The Investec Songo Specialized team kept their unbeaten record intact in the Women’s category by claiming win number four on the longest stage of the Absa Cape Epic on Wednesday.
Annika Langvad and Kate Courtney were able to power away from their rivals who could do nothing to stop their seemingly unshakable surge to the 2018 title on the 122km haul from Robertson to Worcester – and not even a crash into some other riders near the end, which brought both the leaders down, could stop their progress.
While the three-time Women’s category champion and her novice partner were once again handling everything their rivals, the route and even other slower competitors could throw at them, the good news is that the races for second position on each stage are producing some excitement in what would otherwise be something of a procession.

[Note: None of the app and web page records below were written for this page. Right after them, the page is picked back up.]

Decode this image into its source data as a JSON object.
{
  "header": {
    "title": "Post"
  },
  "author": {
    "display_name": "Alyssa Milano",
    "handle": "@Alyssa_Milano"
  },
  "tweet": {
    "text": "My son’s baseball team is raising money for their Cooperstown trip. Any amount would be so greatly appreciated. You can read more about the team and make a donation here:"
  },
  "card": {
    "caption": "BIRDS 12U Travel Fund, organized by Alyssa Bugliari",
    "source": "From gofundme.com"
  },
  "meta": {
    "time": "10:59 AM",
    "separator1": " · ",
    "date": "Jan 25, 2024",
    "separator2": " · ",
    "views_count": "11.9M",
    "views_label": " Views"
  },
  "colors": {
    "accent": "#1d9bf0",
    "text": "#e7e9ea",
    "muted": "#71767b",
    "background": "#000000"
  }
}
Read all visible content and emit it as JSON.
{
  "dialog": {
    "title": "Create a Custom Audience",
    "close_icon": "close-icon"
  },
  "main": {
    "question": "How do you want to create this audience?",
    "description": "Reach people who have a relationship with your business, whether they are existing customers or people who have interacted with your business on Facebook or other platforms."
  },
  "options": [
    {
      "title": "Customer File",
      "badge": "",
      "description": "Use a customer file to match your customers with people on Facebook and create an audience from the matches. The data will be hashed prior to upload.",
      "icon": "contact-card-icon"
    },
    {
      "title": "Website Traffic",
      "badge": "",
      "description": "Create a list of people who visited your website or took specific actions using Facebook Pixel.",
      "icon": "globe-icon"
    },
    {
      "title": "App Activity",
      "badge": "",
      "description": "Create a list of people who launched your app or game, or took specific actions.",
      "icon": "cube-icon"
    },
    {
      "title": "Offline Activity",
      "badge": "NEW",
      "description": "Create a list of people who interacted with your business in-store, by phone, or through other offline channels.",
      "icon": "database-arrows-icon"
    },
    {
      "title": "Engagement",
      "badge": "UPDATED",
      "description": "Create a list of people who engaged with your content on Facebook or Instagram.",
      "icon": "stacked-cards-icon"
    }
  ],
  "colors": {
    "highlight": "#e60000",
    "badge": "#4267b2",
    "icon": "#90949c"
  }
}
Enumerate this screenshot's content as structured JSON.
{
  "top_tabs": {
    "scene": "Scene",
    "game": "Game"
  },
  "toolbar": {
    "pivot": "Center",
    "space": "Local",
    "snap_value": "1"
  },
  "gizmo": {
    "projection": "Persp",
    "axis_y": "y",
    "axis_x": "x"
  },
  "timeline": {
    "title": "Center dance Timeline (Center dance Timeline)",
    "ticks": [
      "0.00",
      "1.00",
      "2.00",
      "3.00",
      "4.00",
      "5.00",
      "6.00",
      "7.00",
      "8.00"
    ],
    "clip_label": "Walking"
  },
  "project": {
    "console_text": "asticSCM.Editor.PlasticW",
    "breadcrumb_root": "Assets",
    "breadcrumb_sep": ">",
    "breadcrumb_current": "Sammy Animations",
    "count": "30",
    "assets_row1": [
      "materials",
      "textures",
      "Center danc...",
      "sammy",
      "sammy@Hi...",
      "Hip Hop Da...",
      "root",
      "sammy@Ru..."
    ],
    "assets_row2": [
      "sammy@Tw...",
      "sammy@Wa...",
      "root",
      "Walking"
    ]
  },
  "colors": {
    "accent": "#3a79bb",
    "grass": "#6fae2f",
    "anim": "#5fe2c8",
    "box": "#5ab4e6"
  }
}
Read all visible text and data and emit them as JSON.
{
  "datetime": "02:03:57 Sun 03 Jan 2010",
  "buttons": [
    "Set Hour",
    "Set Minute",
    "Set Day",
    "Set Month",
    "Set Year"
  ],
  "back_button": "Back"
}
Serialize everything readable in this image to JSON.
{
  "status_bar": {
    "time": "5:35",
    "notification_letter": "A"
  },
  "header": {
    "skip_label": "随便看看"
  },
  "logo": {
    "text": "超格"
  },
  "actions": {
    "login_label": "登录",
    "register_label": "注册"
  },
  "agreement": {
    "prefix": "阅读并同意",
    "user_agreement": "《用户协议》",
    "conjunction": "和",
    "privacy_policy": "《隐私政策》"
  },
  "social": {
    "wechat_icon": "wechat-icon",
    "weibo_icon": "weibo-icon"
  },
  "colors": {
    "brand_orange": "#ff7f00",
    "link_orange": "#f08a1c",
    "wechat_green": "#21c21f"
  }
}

On Wednesday Langvad and Courtney rode away from their rivals twice, first to claim the Women’s Hotspot 17km into the stage, and then again with about 40km to go they surged to their race-winning break and built a substantial victory of well over five minutes and extend their overall lead to more than 12 minutes.
Team Spur’s Ariane Lüthi and Githa Michiels and a resurgent Ascendis Health’s Sabine Spitz and Robyn de Groot fought a race-long battle for the runner up spot. Although both teams spent time chasing their rivals, the positions on the bottom steps of the podium were decided on a sprint with Lüthi and Michiels claiming second, also for the fourth day in a row.
The vanquished pair from Tuesday’s sprint, Mariske Strauss and Annie Last (Silverback-KMC), had a tough day on Wednesday and finished a distant fourth. Strauss and Last are still third overall, but are now 12 minutes behind the Spur duo, and just seven minutes ahead of Ascendis Health, meaning the dice for the third step of the final overall podium is still far from finalised ahead of the final four days’ racing.
Despite their dominant performance over the Prologue and first three stages, Langvad and Courtney know they can take nothing for granted, and the dramas they negotiated on Wednesday proved their point.
“The thing about this terrain is that it is so rough and you can have mechanicals,” said Langvad. “Even on paper it looks like a comfortable lead but you still need to perform solidly because it is so unpredictable and a lot of things can happen out there.
“Today there was some traffic with the guys who started ahead of us, both at the beginning and here near the end,” added the four-time World Champion when talking about the masters and grand masters riders who start five minutes ahead of the UCI Women’s batch.
“Because of the format, there are guys out there on the course and in the beginning they were a little bit in our way and we had to yell to get them to get out of our way.
“And then again near the finish it turned a bit sandy and we wanted to overtake one guy and he just stood still … and we both went flying,” said Langvad, indicating herself and her partner.
Their cautious view was backed up by a very happy five-time race winner Christoph Sauser, who is mentoring both the men’s and women’s Investec Songo Specialized teams that are now both wearing their respective race-leaders jerseys.
“It is never wrapped up in the Absa Cape Epic. Physically Kate has never done eight days but at least now they do not have to go full gas every day. They just need to try to make up some time at the end of each stage, and if they do not make up time, or even lose a little, as they say it is still a winning day.
“It is good we have both teams in yellow with quite a bit of time but everything can be put upside down very quickly – you only borrow the jersey on this race.”
Courtney was once again full of praise for her far more experienced partner, giving her lots of the credit for just finishing:
“That was a really tough day. As a cross-country rider, and a newbie to the race and the stage racing game, 120 kilometres was a lot for me. Luckily for me, Annika, while she is such a champion, is also a great team player and she helped a lot. She took care of me and made sure I stayed within my limit, then when I was over my limit I got to ride the Annika Express home.
“That allows us to maximise our strengths, get time on the climbs … and allows me to finish!”
In the race for the inaugural Absa African Women’s special jersey, Candice Lill and Amy Beth McDougall (dormakaba) consolidated their already impressive lead. Although McDougall has not been 100% healthy, it seems like only a disaster will rob them of the title. They lead by just under an hour with 14-time race finisher Hannele Steyn and extraordinary ultra-distance athlete Jeannie Dreyer (Nolands Spar) second with Nadia Visser and Katie Lennard (Western Girls) third.